### TASK PROMPT
Show each line in the listing below that contains the word "this".

### DATA SUPPLIED
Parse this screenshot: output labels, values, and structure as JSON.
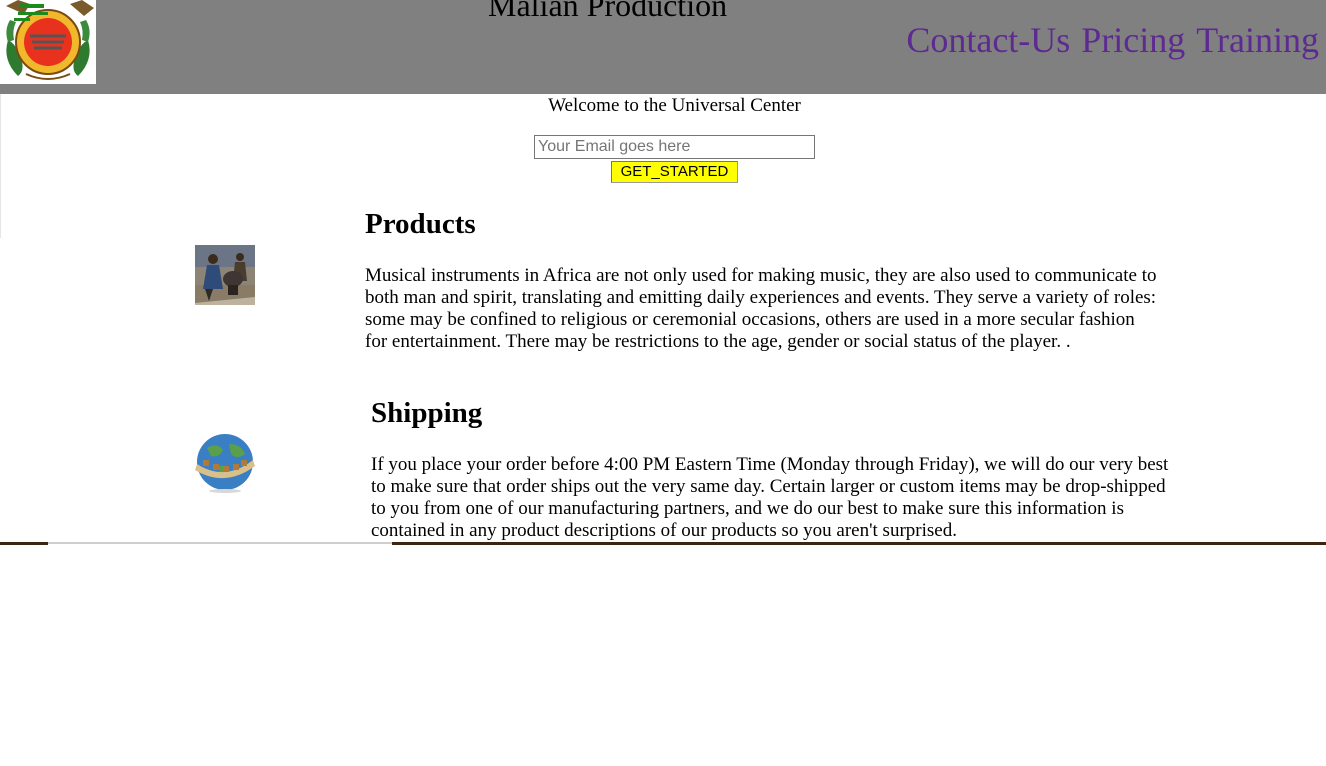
{
  "header": {
    "logo_alt": "Ville de Bamako coat of arms",
    "title": "Malian Production",
    "nav": [
      "Contact-Us",
      "Pricing",
      "Training"
    ]
  },
  "hero": {
    "welcome": "Welcome to the Universal Center",
    "email_placeholder": "Your Email goes here",
    "cta_label": "GET_STARTED"
  },
  "sections": [
    {
      "title": "Products",
      "image": "musicians-painting",
      "text": "Musical instruments in Africa are not only used for making music, they are also used to communicate to both man and spirit, translating and emitting daily experiences and events. They serve a variety of roles: some may be confined to religious or ceremonial occasions, others are used in a more secular fashion for entertainment. There may be restrictions to the age, gender or social status of the player. ."
    },
    {
      "title": "Shipping",
      "image": "globe-shipping-icon",
      "text": "If you place your order before 4:00 PM Eastern Time (Monday through Friday), we will do our very best to make sure that order ships out the very same day. Certain larger or custom items may be drop-shipped to you from one of our manufacturing partners, and we do our best to make sure this information is contained in any product descriptions of our products so you aren't surprised."
    }
  ],
  "colors": {
    "header_bg": "#808080",
    "nav_link": "#5d2a91",
    "cta_bg": "#ffff00",
    "divider": "#3d2510"
  }
}
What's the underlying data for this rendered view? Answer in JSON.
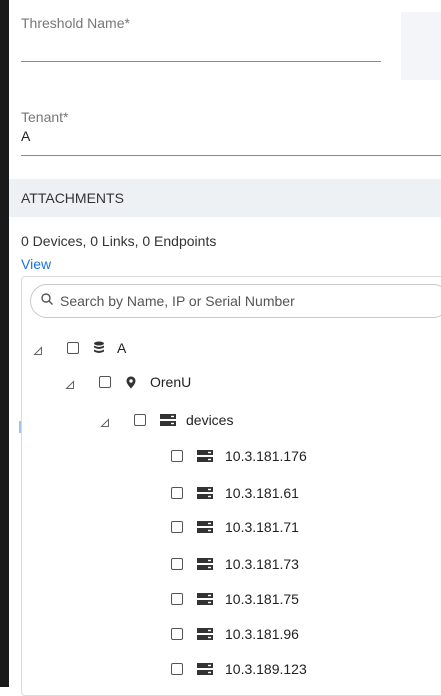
{
  "form": {
    "threshold_name_label": "Threshold Name*",
    "threshold_name_value": "",
    "tenant_label": "Tenant*",
    "tenant_value": "A"
  },
  "attachments": {
    "header": "ATTACHMENTS",
    "summary": "0 Devices, 0 Links, 0 Endpoints",
    "view_link": "View",
    "search_placeholder": "Search by Name, IP or Serial Number"
  },
  "tree": {
    "tenant": {
      "label": "A",
      "icon": "database-icon"
    },
    "site": {
      "label": "OrenU",
      "icon": "location-pin-icon"
    },
    "group": {
      "label": "devices",
      "icon": "server-icon"
    },
    "devices": [
      {
        "label": "10.3.181.176",
        "icon": "server-icon"
      },
      {
        "label": "10.3.181.61",
        "icon": "server-icon"
      },
      {
        "label": "10.3.181.71",
        "icon": "server-icon"
      },
      {
        "label": "10.3.181.73",
        "icon": "server-icon"
      },
      {
        "label": "10.3.181.75",
        "icon": "server-icon"
      },
      {
        "label": "10.3.181.96",
        "icon": "server-icon"
      },
      {
        "label": "10.3.189.123",
        "icon": "server-icon"
      }
    ]
  },
  "colors": {
    "link": "#1a73e8",
    "header_bg": "#eef1f4",
    "border": "#dcdcdc"
  }
}
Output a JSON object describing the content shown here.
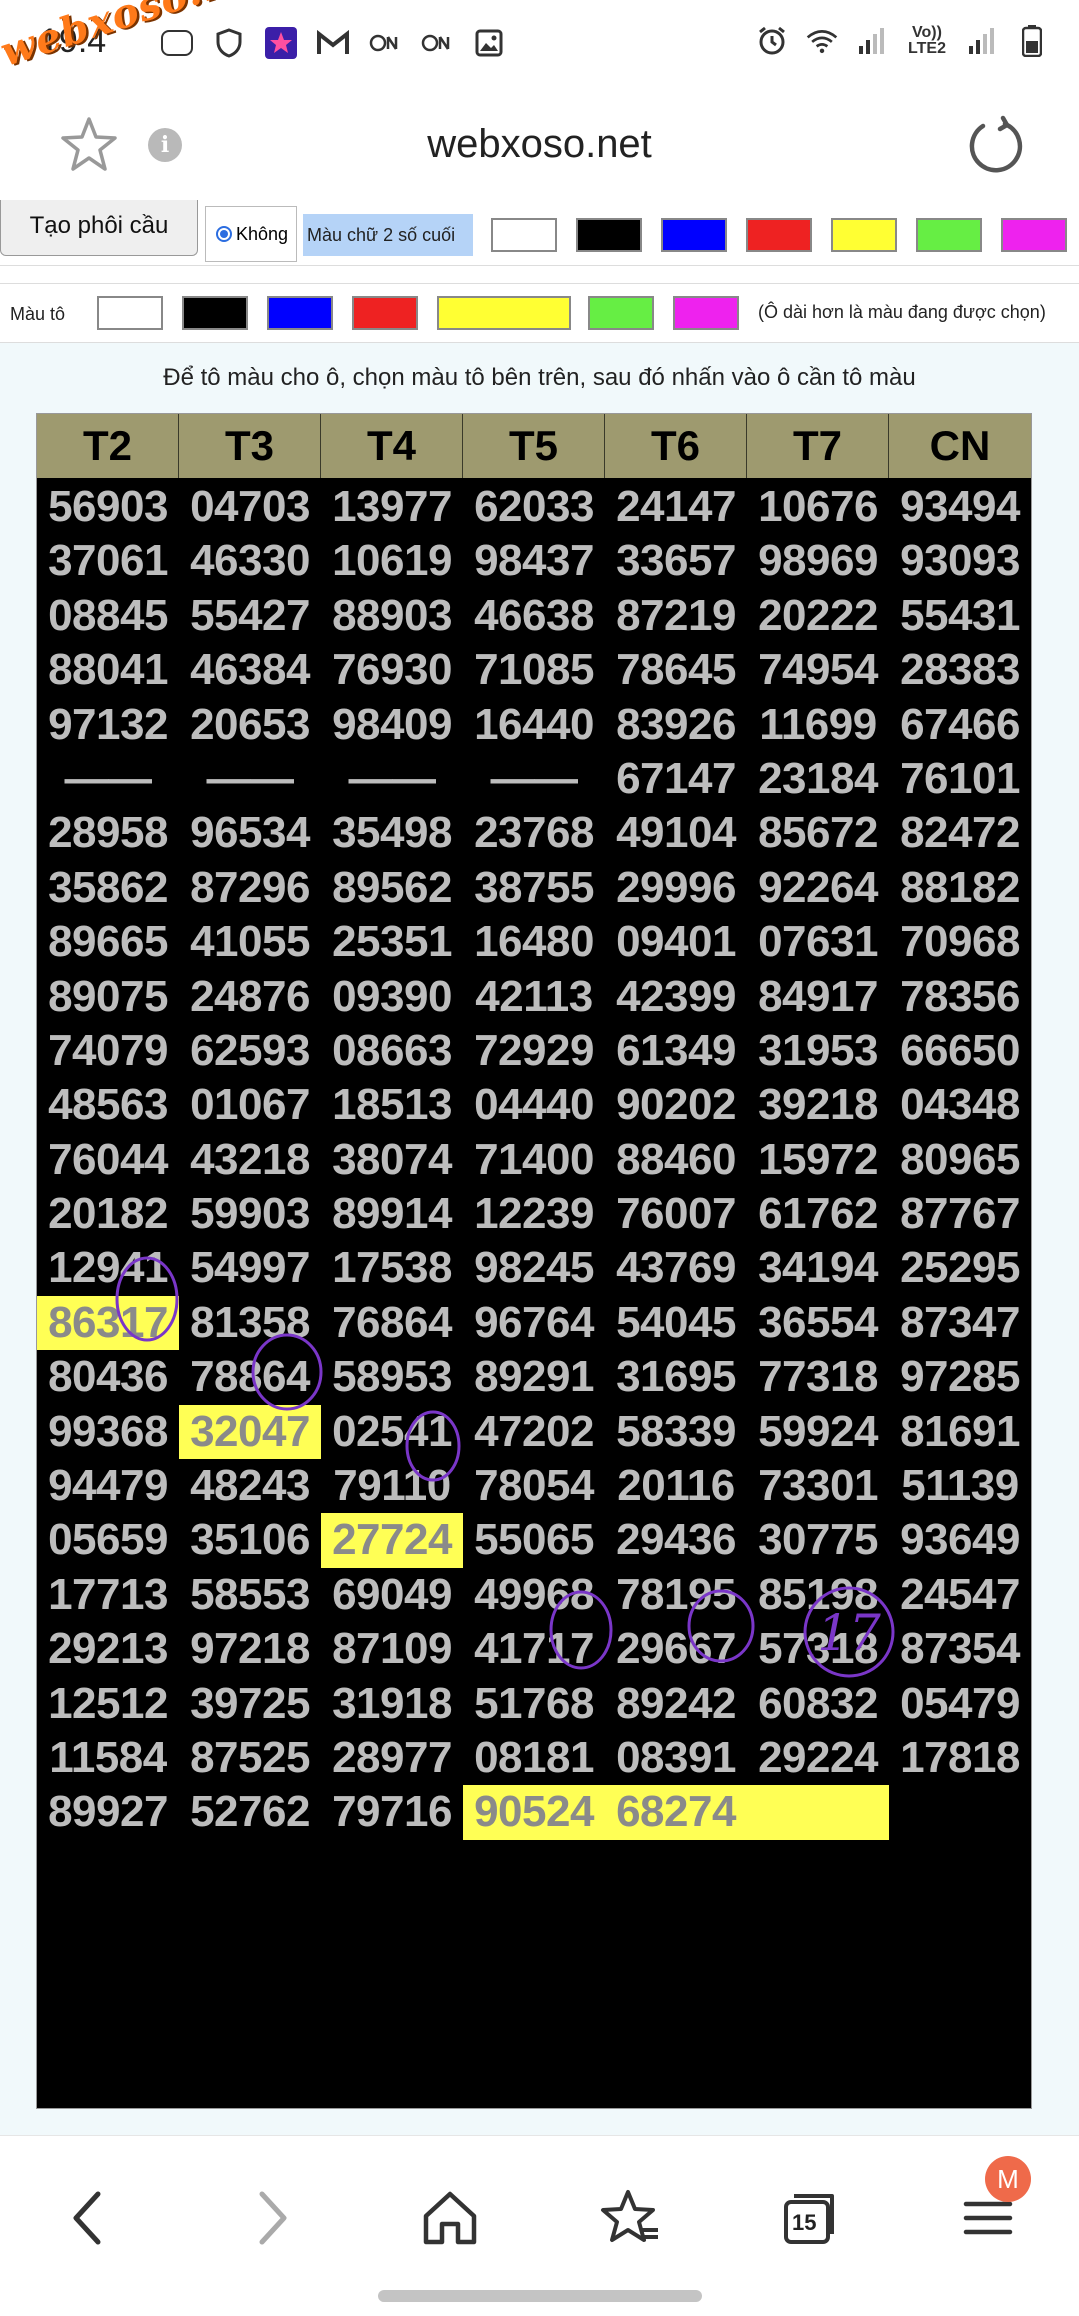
{
  "status_bar": {
    "time": "19:4",
    "watermark": "webxoso.net",
    "volte": "Vo)) LTE2",
    "left_icons": [
      "zalo-icon",
      "shield-icon",
      "star-app-icon",
      "gmail-icon",
      "nfc-icon",
      "nfc-icon",
      "gallery-icon"
    ],
    "right_icons": [
      "alarm-icon",
      "wifi-icon",
      "signal-icon",
      "battery-icon"
    ]
  },
  "address_bar": {
    "url": "webxoso.net"
  },
  "toolbar": {
    "create_button": "Tạo phôi cầu",
    "radio_label": "Không",
    "text_color_label": "Màu chữ 2 số cuối",
    "text_colors": [
      "#ffffff",
      "#000000",
      "#0000ff",
      "#ee2222",
      "#ffff33",
      "#66ee44",
      "#ee22ee"
    ],
    "fill_label": "Màu tô",
    "fill_colors": [
      "#ffffff",
      "#000000",
      "#0000ff",
      "#ee2222",
      "#ffff33",
      "#66ee44",
      "#ee22ee"
    ],
    "selected_note": "(Ô dài hơn là màu đang được chọn)"
  },
  "instruction": "Để tô màu cho ô, chọn màu tô bên trên, sau đó nhấn vào ô cần tô màu",
  "table": {
    "headers": [
      "T2",
      "T3",
      "T4",
      "T5",
      "T6",
      "T7",
      "CN"
    ],
    "rows": [
      [
        "56903",
        "04703",
        "13977",
        "62033",
        "24147",
        "10676",
        "93494"
      ],
      [
        "37061",
        "46330",
        "10619",
        "98437",
        "33657",
        "98969",
        "93093"
      ],
      [
        "08845",
        "55427",
        "88903",
        "46638",
        "87219",
        "20222",
        "55431"
      ],
      [
        "88041",
        "46384",
        "76930",
        "71085",
        "78645",
        "74954",
        "28383"
      ],
      [
        "97132",
        "20653",
        "98409",
        "16440",
        "83926",
        "11699",
        "67466"
      ],
      [
        "——",
        "——",
        "——",
        "——",
        "67147",
        "23184",
        "76101"
      ],
      [
        "28958",
        "96534",
        "35498",
        "23768",
        "49104",
        "85672",
        "82472"
      ],
      [
        "35862",
        "87296",
        "89562",
        "38755",
        "29996",
        "92264",
        "88182"
      ],
      [
        "89665",
        "41055",
        "25351",
        "16480",
        "09401",
        "07631",
        "70968"
      ],
      [
        "89075",
        "24876",
        "09390",
        "42113",
        "42399",
        "84917",
        "78356"
      ],
      [
        "74079",
        "62593",
        "08663",
        "72929",
        "61349",
        "31953",
        "66650"
      ],
      [
        "48563",
        "01067",
        "18513",
        "04440",
        "90202",
        "39218",
        "04348"
      ],
      [
        "76044",
        "43218",
        "38074",
        "71400",
        "88460",
        "15972",
        "80965"
      ],
      [
        "20182",
        "59903",
        "89914",
        "12239",
        "76007",
        "61762",
        "87767"
      ],
      [
        "12941",
        "54997",
        "17538",
        "98245",
        "43769",
        "34194",
        "25295"
      ],
      [
        "86317",
        "81358",
        "76864",
        "96764",
        "54045",
        "36554",
        "87347"
      ],
      [
        "80436",
        "78864",
        "58953",
        "89291",
        "31695",
        "77318",
        "97285"
      ],
      [
        "99368",
        "32047",
        "02541",
        "47202",
        "58339",
        "59924",
        "81691"
      ],
      [
        "94479",
        "48243",
        "79110",
        "78054",
        "20116",
        "73301",
        "51139"
      ],
      [
        "05659",
        "35106",
        "27724",
        "55065",
        "29436",
        "30775",
        "93649"
      ],
      [
        "17713",
        "58553",
        "69049",
        "49968",
        "78195",
        "85198",
        "24547"
      ],
      [
        "29213",
        "97218",
        "87109",
        "41717",
        "29667",
        "57318",
        "87354"
      ],
      [
        "12512",
        "39725",
        "31918",
        "51768",
        "89242",
        "60832",
        "05479"
      ],
      [
        "11584",
        "87525",
        "28977",
        "08181",
        "08391",
        "29224",
        "17818"
      ],
      [
        "89927",
        "52762",
        "79716",
        "90524",
        "68274",
        "",
        ""
      ]
    ],
    "highlighted": [
      [
        15,
        0
      ],
      [
        17,
        1
      ],
      [
        19,
        2
      ],
      [
        24,
        3
      ],
      [
        24,
        4
      ],
      [
        24,
        5
      ]
    ],
    "handwritten_note": "17"
  },
  "bottom_nav": {
    "tab_count": "15",
    "avatar_letter": "M"
  }
}
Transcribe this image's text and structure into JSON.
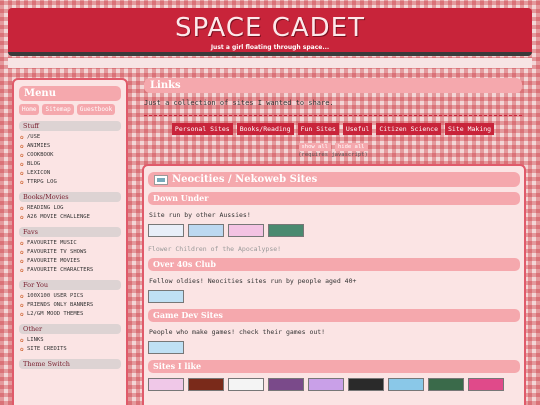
{
  "header": {
    "title": "SPACE CADET",
    "tagline": "Just a girl floating through space..."
  },
  "sidebar": {
    "menu_title": "Menu",
    "menu_buttons": [
      "Home",
      "Sitemap",
      "Guestbook"
    ],
    "sections": [
      {
        "title": "Stuff",
        "items": [
          "/USE",
          "ANIMIES",
          "COOKBOOK",
          "BLOG",
          "LEXICON",
          "TTRPG LOG"
        ]
      },
      {
        "title": "Books/Movies",
        "items": [
          "READING LOG",
          "A26 MOVIE CHALLENGE"
        ]
      },
      {
        "title": "Favs",
        "items": [
          "FAVOURITE MUSIC",
          "FAVOURITE TV SHOWS",
          "FAVOURITE MOVIES",
          "FAVOURITE CHARACTERS"
        ]
      },
      {
        "title": "For You",
        "items": [
          "100X100 USER PICS",
          "FRIENDS ONLY BANNERS",
          "L2/GM MOOD THEMES"
        ]
      },
      {
        "title": "Other",
        "items": [
          "LINKS",
          "SITE CREDITS"
        ]
      },
      {
        "title": "Theme Switch",
        "items": []
      }
    ]
  },
  "links": {
    "title": "Links",
    "intro": "Just a collection of sites I wanted to share.",
    "categories": [
      "Personal Sites",
      "Books/Reading",
      "Fun Sites",
      "Useful",
      "Citizen Science",
      "Site Making"
    ],
    "view_buttons": [
      "show all",
      "hide all"
    ],
    "js_note": "(requires javascript)"
  },
  "neocities": {
    "title": "Neocities / Nekoweb Sites",
    "sections": [
      {
        "title": "Down Under",
        "desc": "Site run by other Aussies!"
      },
      {
        "quote": "Flower Children of the Apocalypse!"
      },
      {
        "title": "Over 40s Club",
        "desc": "Fellow oldies! Neocities sites run by people aged 40+"
      },
      {
        "title": "Game Dev Sites",
        "desc": "People who make games! check their games out!"
      },
      {
        "title": "Sites I like"
      }
    ]
  },
  "colors": {
    "header_red": "#c8243a",
    "pill_pink": "#f5a8ad",
    "panel_bg": "#fbe4e4"
  }
}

### OUTPUT OF THE TASK
Parse this screenshot: output labels, values, and structure as JSON.
      "text": "If you place your order before 4:00 PM Eastern Time (Monday through Friday), we will do our very best to make sure that order ships out the very same day. Certain larger or custom items may be drop-shipped to you from one of our manufacturing partners, and we do our best to make sure this information is contained in any product descriptions of our products so you aren't surprised."
What's the underlying data for this rendered view? Answer in JSON.
Transcribe this image's text and structure into JSON.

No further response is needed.